Do you speak Brusselian?
I’m writing this post from Brussels, where I’m currently working, although I’ll probably finish it in Barcelona. It’s my time in what is known as the capital of Europe that has awoken the need to write this post… my stay and the help of a colleague who, over dinner, offered up a “gem” with his concept of “speaking Brusselian” (thank you Jorge González Olalla for the idea).
Yes, there are many other concepts that must be taken into account that lurk behind the idea of “speaking Brusselian”, even more so these days. Some months ago I heard that “although it doesn’t seem like it, a lot is going on in Brussels.” Well, that’s a simple way of saying something that’s very real… and therein lies the importance of being able to speak Brusselian.
It’s not an easy task for anyone. I’ve spent the past 15 years learning the nuances of Brusselian from different viewpoints and every time I have a project that deals with Europe (in this case, and for the purposes of this post, Europe means the European Union), I’m surprised by how important it is to know how to understand, read between the lines, contextualize and be proficient in Brusselian.
I could give many examples, but I’ll focus on the areas in which you have to speak Brusselian and in which I commonly work:
- Innovation, technology transfer and funding through European programs.
- The institutional system and the “modus operandi” of the European institutional network.
I suppose you’re no stranger to names like “Horizon 2020” and many other programs and policies (to start off, there’s a lot of information here ) and I suppose that on more than one occasion you’ll have wondered how these EU policies affect the day-to-day existence of your business and our day-to-day existence as European citizens ).
Submitting a project to a European call means not only drafting it with partners from other European countries, but also being familiar with the framework documents and main policy lines, taking into account the value chain, attending info days, making sure the proposal is coherent and in line with what each call is asking for… knowing the terrain.
Knowing how European decisions affect your day-to-day reality and that of your company requires knowledge of the EU institutional system, EU laws and how they translates into the laws of each member state, as well as how the European agenda is being framed and how it is evolving.
It isn’t easy to navigate through all of this information, nor within a changing, complex structure (years ago someone told me a joke during a visit to the European Parliament that I still use in my classes on internationalization to this day and it’s that the EU is an UPO… or an unidentified political object). Well, this UPO, despite the criticism (sometimes justified and others based on a total lack of knowledge) is among the greatest sources of funding for companies and organizations, among those who fight the hardest to protect consumers and a place, it must be said, to find ideas and partners and to drive, in a very European manner, the collaborative economy that is emerging.

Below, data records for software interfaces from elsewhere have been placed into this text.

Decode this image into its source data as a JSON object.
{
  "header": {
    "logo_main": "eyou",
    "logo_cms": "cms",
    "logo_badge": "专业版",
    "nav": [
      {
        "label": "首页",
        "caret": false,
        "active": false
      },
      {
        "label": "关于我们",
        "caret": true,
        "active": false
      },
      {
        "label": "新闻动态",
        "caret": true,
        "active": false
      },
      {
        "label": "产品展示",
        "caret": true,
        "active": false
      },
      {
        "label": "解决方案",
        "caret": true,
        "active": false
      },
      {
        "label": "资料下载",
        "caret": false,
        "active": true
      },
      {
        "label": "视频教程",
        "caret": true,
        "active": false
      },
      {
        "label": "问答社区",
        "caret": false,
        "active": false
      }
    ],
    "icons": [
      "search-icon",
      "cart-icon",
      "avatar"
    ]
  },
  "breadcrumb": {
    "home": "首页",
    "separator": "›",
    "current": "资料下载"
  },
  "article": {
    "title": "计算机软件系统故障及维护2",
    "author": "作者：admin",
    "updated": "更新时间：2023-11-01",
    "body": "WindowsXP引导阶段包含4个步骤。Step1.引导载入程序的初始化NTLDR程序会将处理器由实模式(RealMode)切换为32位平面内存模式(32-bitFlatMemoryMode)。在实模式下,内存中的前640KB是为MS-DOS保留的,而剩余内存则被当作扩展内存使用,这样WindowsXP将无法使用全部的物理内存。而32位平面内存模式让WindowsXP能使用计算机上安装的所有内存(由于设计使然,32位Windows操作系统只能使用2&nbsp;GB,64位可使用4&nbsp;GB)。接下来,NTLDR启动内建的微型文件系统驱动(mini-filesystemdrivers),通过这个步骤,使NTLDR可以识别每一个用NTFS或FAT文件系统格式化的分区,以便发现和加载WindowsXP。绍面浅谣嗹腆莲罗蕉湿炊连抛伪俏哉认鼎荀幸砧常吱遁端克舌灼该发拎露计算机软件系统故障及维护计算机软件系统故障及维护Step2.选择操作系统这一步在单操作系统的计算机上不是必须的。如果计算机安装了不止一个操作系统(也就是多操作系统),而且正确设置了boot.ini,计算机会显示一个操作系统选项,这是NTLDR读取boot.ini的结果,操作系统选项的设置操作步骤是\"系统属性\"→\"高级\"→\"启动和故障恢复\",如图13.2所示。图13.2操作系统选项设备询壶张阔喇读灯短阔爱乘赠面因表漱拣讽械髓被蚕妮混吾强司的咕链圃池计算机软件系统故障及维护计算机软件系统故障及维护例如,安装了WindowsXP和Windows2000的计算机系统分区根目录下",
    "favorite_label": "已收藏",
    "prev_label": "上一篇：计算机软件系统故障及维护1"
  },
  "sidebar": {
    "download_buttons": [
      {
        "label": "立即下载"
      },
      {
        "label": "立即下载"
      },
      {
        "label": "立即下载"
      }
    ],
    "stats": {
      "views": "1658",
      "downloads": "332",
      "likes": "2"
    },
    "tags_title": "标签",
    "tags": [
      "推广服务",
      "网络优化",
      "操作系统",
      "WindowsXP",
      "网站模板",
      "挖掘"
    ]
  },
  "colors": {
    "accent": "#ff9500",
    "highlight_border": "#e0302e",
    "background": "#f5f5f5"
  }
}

The European Union has much to improve, from the institutional system and decision-making, to working to “overcome” what is known as the “democratic deficit”, but I must remind you that European integration is a work in progress and you have to show up… and showing up means, among other things, understanding and speaking Brusselian.